Morgan Stanley Research reports food prices, which have been up 65% globally over the last 2 years, will peak end of 2022 and begin to drop come 2023. Morgan Stanley also predicts the increases will be lower than expected, presenting some relief in 2023 to companies that benefit from lower food-input costs, such as retailers, restaurants and packaged food companies.

Ongoing port and labor negotiations will continue to threaten both domestic and international supply chains.Ongoing port and labor negotiations will continue to threaten both domestic and international supply chains.sculpies AdobeStock_244678288

Going into the New Year, there’s a lot of uncertainty with what’s going to happen with the global economy. Other threats entail port and labor negotiations, trade relationships, the ongoing Russia/Ukraine war, achieving compliance in food safety (with regards to the updated Food Safety Modernization Act) and environmental, social, governance (ESG) regulations and more.

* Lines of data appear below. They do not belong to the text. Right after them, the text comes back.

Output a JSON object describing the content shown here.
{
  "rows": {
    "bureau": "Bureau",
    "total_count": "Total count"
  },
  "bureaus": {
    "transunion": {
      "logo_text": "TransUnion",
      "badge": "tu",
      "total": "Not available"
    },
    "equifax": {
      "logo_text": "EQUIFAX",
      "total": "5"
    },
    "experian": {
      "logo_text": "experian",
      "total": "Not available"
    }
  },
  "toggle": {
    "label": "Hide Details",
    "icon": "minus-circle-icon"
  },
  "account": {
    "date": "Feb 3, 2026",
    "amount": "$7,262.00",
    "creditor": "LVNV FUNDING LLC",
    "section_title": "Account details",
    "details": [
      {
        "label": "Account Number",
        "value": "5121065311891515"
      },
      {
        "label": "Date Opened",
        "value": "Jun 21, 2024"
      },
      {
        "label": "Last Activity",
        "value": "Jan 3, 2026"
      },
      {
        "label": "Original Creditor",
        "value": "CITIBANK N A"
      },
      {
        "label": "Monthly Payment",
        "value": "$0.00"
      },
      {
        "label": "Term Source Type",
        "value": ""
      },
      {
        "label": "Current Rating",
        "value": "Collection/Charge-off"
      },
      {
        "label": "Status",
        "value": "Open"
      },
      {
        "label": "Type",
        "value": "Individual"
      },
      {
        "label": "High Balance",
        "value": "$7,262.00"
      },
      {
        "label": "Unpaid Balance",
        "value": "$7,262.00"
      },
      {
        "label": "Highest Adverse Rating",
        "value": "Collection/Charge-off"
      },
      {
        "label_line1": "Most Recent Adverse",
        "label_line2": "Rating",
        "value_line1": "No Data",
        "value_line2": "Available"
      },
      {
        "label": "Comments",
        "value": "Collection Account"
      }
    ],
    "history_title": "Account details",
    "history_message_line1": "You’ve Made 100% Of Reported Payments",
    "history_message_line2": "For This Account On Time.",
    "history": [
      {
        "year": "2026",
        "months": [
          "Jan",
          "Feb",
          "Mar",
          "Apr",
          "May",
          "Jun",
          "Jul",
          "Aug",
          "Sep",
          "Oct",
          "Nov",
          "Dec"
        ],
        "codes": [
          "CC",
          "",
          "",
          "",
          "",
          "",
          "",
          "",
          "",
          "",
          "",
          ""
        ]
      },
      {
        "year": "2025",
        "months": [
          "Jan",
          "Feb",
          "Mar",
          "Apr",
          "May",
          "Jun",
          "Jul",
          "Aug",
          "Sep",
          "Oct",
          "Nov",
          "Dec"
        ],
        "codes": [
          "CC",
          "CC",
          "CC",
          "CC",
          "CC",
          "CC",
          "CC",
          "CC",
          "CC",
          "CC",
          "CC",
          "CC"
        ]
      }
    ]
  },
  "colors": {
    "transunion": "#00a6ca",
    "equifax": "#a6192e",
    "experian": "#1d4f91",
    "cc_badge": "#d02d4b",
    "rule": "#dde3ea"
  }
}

“We have inflation that continues to rise. We have ongoing surges of COVID both here and overseas. And then labor uncertainty. The biggest challenge is the West Coast ports and the labor negotiations are ongoing. The overall trade relationship between U.S. and China. China 301 tariffs remain place. Would like to see these come off. Just figuring out a way to better address the issues with China, both on the trade front, on the human rights front, as well as the other competition issues. And national security. There’s the ‘what-if’ scenario with regards to Taiwan that we should be taking a look at and planning for. People need to gameplan and be ready if something does occur. The ongoing challenge with the war in Ukraine as well,” according to Jonathan Gold, VP of supply chain and customs policy for the National Retail Federation, as expressed in Food Logistics’ SCN Summit: Future of Supply Chain webcast. [CLICK HERE to register for Jonathan’s session in on-demand].

“But this is a time for everyone to take a look at continuing to improve their supply chains, continuing to improve the resiliency of their supply chains. For example, just because we don’t have port congestion issues right now doesn’t mean there aren’t issues we need to be working through. Because to be honest, even before the pandemic, we knew there were challenges we were facing in the supply chain. I think the pandemic further highlighted and exacerbated the challenges that were already there. Let’s now take the time to work through those issues and prepare for whatever’s next because there’s always something,” Gold adds.

Even though many of today’s U.S. and global cold food chains continue to face the same disruptions, bottlenecks, challenges and threats they’ve been facing the past 2-3 years, understanding and overcoming such threats will help companies achieve some stability.